René Théophile Hyacinthe Laënnec

The following article is from The Great Soviet Encyclopedia (1979). It might be outdated or ideologically biased.

Laënnec, René Théophile Hyacinthe

 

Born Feb. 17, 1781, in Quimper, department of Finistère; died Aug. 13, 1826, in Kerlouanec, department of Finistère. French physician and anatomist. Member of the French Medical Academy (1823).

Laënnec began to study medicine at the age of 14 and became a physician at 18. From 1801 he worked in a clinic under the guidance of M. Bichat and J. Corvisart. Laënnec was one of the founders of the clinical-anatomical method in medicine. Using the stethoscope, which he had invented in 1816, he developed (1819) and introduced into practice the auscultation method by means of which he accurately described many important symptoms of diseases. He was the first to give a pathoanatomical description of tuberculosis (Laënnec was the first to introduce the term), and he established its specificity, associating the development of the disease with the formation of tubercles. He was the first to demonstrate the possibility of curing tuberculosis, and he emphasized the necessity for rest, proper nutrition, and clean air for patients in achieving a cure.

WORKS

Traité de l’auscultation médiate et des maladies des poumons et du coeur. Paris, 1879.
Traité inédit sur l’anatomie pathologique. Paris, 1884.

REFERENCES

Suvorova, R. V. “Vydaiushchiisia vrach Frantsii (K 175-letiiu so dnia rozhdeniia R. Laenneka).” Problemy tuberkuleza, 1956, no. 4.
Mikhailov, F. A. “R. T. G.Laennek (1781–1826).” Klinicheskaia meditsina, 1967, vol. 45, no. 12.
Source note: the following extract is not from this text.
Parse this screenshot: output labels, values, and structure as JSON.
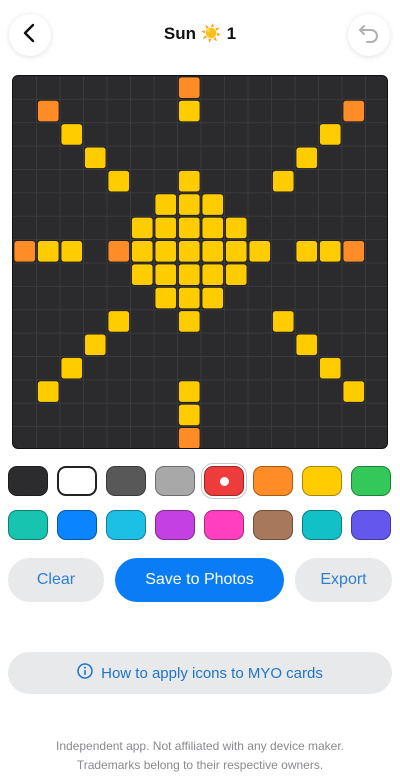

M. M. LEVIT

The Great Soviet Encyclopedia, 3rd Edition (1970-1979). © 2010 The Gale Group, Inc. All rights reserved.